PERTH, Australia Footage taken by a deep-sea drone should determine sooner than previously thought whether a remote stretch of the Indian Ocean is the final resting place of a missing Malaysian jetliner, Australian search authorities said on Thursday.
After the U.S. Navy robot submarine Bluefin-21 completed its first full scan of the seabed some 2,000 km (1,240 miles) west of the Australian city of Perth, authorities said they had reduced the search area based on further analysis of what they believe may be signals from the plane's black box.
It came as an air-and-sea search was expected to be scaled down almost six weeks after Malaysia Airlines flight MH370 disappeared from radar screens mid-flight with 239 people on board.
A series of "pings" recorded this month have led searchers to the remote stretch of ocean in the belief that the signals may have come from the plane's black box recorders.
However, with no pings received in more than a week and the black box's battery now 10 days past its approximate expiry date, authorities are relying on the Bluefin drone.
On April 15, a U.S. Naval spokesman said the drone would take up to two months to search its designated area, but on Thursday the Australian Joint Agency Coordination Centre said that was now incorrect.
"Since the US Navy provided comment some days ago, the underwater search has been significantly narrowed through detailed acoustic analysis conducted on the four signal detections made by the Towed Pinger Locator," the JACC said in a statement.
The analysis had created a "reduced and more focused underwater search area".
"The current underwater search efforts are being pursued to their completion so we can either confirm or discount the area as the final resting place of MH370," the statement said.

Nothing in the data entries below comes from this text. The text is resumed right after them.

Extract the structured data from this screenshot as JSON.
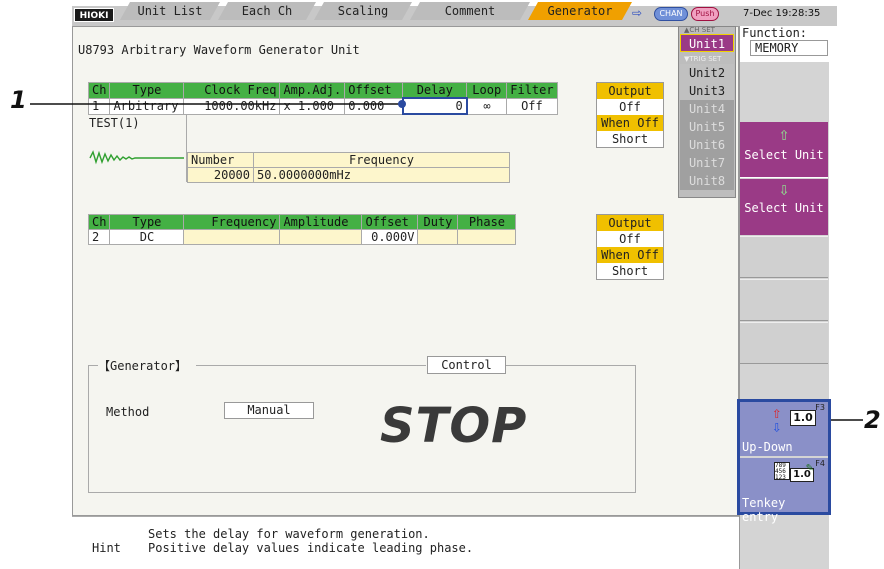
{
  "topbar": {
    "logo": "HIOKI",
    "tabs": [
      "Unit List",
      "Each Ch",
      "Scaling",
      "Comment",
      "Generator"
    ],
    "chan_label": "CHAN",
    "push_label": "Push",
    "datetime": "7-Dec 19:28:35"
  },
  "function": {
    "label": "Function:",
    "value": "MEMORY"
  },
  "main": {
    "unit_title": "U8793  Arbitrary Waveform Generator Unit",
    "ch1": {
      "headers": [
        "Ch",
        "Type",
        "Clock Freq",
        "Amp.Adj.",
        "Offset",
        "Delay",
        "Loop",
        "Filter"
      ],
      "values": [
        "1",
        "Arbitrary",
        "1000.00kHz",
        "x 1.000",
        "0.000",
        "0",
        "∞",
        "Off"
      ],
      "file": "TEST(1)",
      "number_label": "Number",
      "frequency_label": "Frequency",
      "number_value": "20000",
      "frequency_value": "50.0000000mHz"
    },
    "ch2": {
      "headers": [
        "Ch",
        "Type",
        "Frequency",
        "Amplitude",
        "Offset",
        "Duty",
        "Phase"
      ],
      "values": [
        "2",
        "DC",
        "",
        "",
        "0.000V",
        "",
        ""
      ]
    },
    "output1": {
      "output_label": "Output",
      "output_value": "Off",
      "whenoff_label": "When Off",
      "whenoff_value": "Short"
    },
    "output2": {
      "output_label": "Output",
      "output_value": "Off",
      "whenoff_label": "When Off",
      "whenoff_value": "Short"
    },
    "generator": {
      "section_label": "【Generator】",
      "control_label": "Control",
      "method_label": "Method",
      "method_value": "Manual",
      "status": "STOP"
    }
  },
  "hint": {
    "label": "Hint",
    "line1": "Sets the delay for waveform generation.",
    "line2": "Positive delay values indicate leading phase."
  },
  "units": {
    "items": [
      "Unit1",
      "Unit2",
      "Unit3",
      "Unit4",
      "Unit5",
      "Unit6",
      "Unit7",
      "Unit8"
    ],
    "top_tag": "▲CH SET",
    "trig_tag": "▼TRIG SET"
  },
  "sidebar": {
    "select_up": "Select Unit",
    "select_down": "Select Unit",
    "updown_label": "Up-Down",
    "updown_key": "F3",
    "tenkey_label": "Tenkey entry",
    "tenkey_key": "F4",
    "value_icon_text": "1.0"
  },
  "callouts": {
    "one": "1",
    "two": "2"
  }
}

AIRCRAFT CONTINUE TO SEARCH
Meanwhile, a separate lead in the search, a sample taken from an oil slick picked up in the area, had been analyzed and was found not to be aircraft engine oil or hydraulic fluid, the JACC said, suggesting it was not related to an aircraft.

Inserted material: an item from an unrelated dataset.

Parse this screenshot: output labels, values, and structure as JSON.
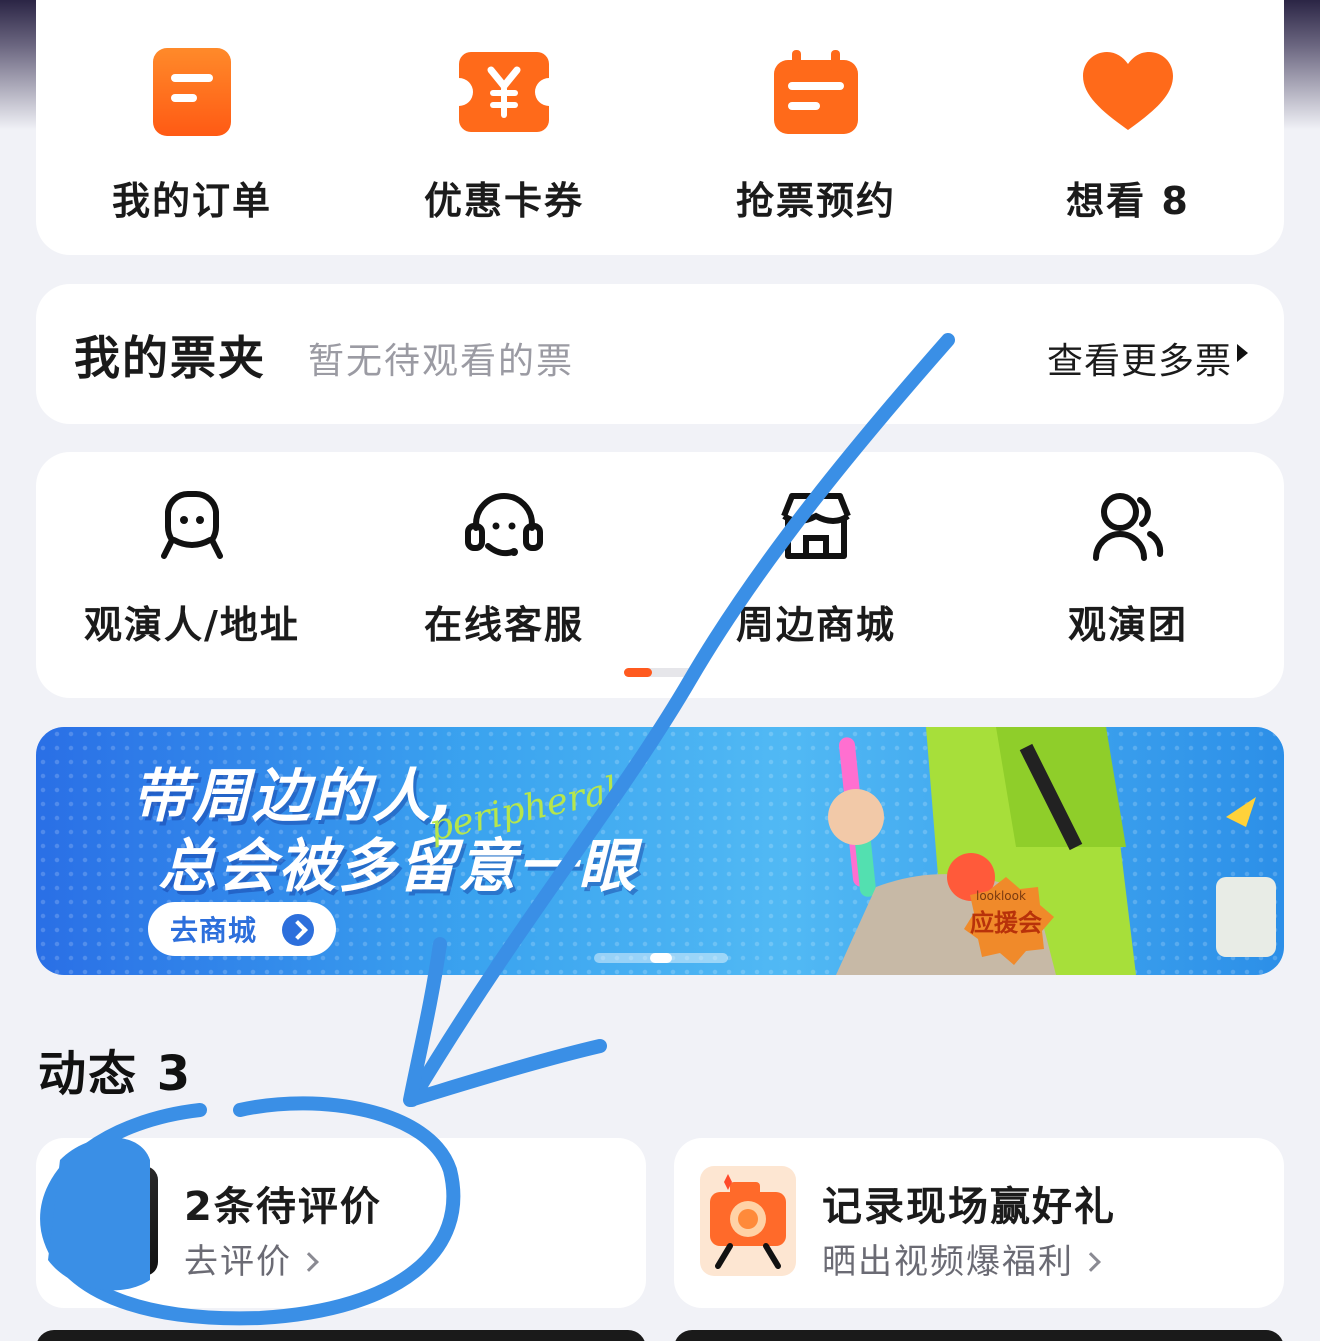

On Monday, the search coordinator, retired Air Chief Marshal Angus Houston, said the air and surface search for debris would likely end in three days as the operation shifted its focus to the largely unmapped area of ocean floor.
However, authorities said on Thursday up to 10 military aircraft, two civil aircraft and 11 ships would still search an area totaling about 40,000 square km (15,450 square miles).
That would suggest searchers, under pressure from the families of those on board the plane, still hold some hope of finding floating wreckage.
Australian Prime Minister Tony Abbott was quoted by the Wall Street Journal on Wednesday as saying that "we believe that (underwater) search will be completed within a week or so. If we don't find wreckage, we stop, we regroup, we reconsider".
Asked by Reuters on Thursday to clarify Abbott's comments to the newspaper, his office said he was only suggesting that authorities may change the area being searched by the Bluefin-21 drone, not that the search would be called off.
Malaysia's defense minister, Hishammuddin Hussein, vowed that the search would continue even if there could be a pause to regroup and reconsider the best area to scour.
"The search will always continue. It's just a matter of approach," he told a news conference in Kuala Lumpur.
He said Abbot remained in close contact with Malaysian Prime Minister Najib Razak and the two had spoken on Thursday to discuss the search.
"They've been looking for 40 days and haven't found anything floating yet," Geoffrey Dell, Associate Professor of Accident Investigation and Forensics at Central Queensland University, told Reuters.
"You'd have to start saying there's either nothing to find or let's move elsewhere," he said.
(Additional reporting by Al-Zaquan Amer Hamzah in Kuala Lumpur; Writing by Matt Siegel; Editing by Paul Tait, Robert Birsel and Mike Collett-White)